Task details — Wherever the string "hours" shows up in the records below, return that line.

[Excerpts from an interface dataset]
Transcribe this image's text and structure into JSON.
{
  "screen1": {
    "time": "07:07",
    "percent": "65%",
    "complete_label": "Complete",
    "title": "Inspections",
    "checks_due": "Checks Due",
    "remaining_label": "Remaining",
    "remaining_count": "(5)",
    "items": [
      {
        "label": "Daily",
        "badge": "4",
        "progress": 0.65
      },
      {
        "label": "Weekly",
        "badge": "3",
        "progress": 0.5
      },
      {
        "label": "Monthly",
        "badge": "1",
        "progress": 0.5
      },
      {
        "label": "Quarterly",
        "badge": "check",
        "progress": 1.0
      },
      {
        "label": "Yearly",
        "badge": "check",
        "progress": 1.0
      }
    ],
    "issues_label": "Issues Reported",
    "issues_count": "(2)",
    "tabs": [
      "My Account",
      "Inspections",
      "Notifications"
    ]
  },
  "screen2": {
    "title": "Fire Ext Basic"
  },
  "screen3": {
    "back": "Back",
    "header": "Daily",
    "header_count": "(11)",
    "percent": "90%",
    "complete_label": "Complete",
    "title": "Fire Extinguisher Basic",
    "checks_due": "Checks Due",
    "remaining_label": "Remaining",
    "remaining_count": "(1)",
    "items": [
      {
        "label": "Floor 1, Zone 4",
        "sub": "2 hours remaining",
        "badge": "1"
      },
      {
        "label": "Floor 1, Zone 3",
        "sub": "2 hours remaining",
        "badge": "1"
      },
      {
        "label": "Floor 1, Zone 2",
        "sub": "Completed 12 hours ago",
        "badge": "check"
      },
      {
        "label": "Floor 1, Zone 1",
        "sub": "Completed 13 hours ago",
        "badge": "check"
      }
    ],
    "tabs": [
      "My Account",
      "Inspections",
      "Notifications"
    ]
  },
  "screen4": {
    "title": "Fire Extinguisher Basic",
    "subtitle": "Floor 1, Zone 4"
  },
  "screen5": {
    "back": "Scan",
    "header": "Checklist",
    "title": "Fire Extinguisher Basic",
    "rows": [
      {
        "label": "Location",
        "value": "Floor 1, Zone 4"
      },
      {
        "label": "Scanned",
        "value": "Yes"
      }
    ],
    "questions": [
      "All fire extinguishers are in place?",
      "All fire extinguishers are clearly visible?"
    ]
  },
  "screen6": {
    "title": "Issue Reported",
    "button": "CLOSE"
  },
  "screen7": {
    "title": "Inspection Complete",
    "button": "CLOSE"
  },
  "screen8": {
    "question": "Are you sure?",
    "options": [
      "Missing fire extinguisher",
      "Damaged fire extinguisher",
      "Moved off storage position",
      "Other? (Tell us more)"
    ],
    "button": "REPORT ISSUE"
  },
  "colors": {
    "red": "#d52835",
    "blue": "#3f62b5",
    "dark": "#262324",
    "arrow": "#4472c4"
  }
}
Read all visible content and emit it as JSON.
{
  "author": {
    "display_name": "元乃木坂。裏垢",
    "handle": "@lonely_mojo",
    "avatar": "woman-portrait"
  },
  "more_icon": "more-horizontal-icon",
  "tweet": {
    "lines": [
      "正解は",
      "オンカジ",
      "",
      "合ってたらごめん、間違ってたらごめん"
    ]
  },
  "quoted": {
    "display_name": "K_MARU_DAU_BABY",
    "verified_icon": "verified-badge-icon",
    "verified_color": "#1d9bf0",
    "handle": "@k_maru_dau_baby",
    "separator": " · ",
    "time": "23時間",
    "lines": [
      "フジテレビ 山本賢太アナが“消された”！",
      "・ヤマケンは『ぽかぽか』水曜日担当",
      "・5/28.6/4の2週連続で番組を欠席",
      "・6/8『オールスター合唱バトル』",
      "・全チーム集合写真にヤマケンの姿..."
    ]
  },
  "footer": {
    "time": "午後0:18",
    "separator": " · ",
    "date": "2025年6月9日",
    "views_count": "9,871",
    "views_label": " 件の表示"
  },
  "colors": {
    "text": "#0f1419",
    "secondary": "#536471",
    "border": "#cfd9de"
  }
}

Completed task —
        "sub": "2 hours remaining",
        "sub": "2 hours remaining",
        "sub": "Completed 12 hours ago",
        "sub": "Completed 13 hours ago",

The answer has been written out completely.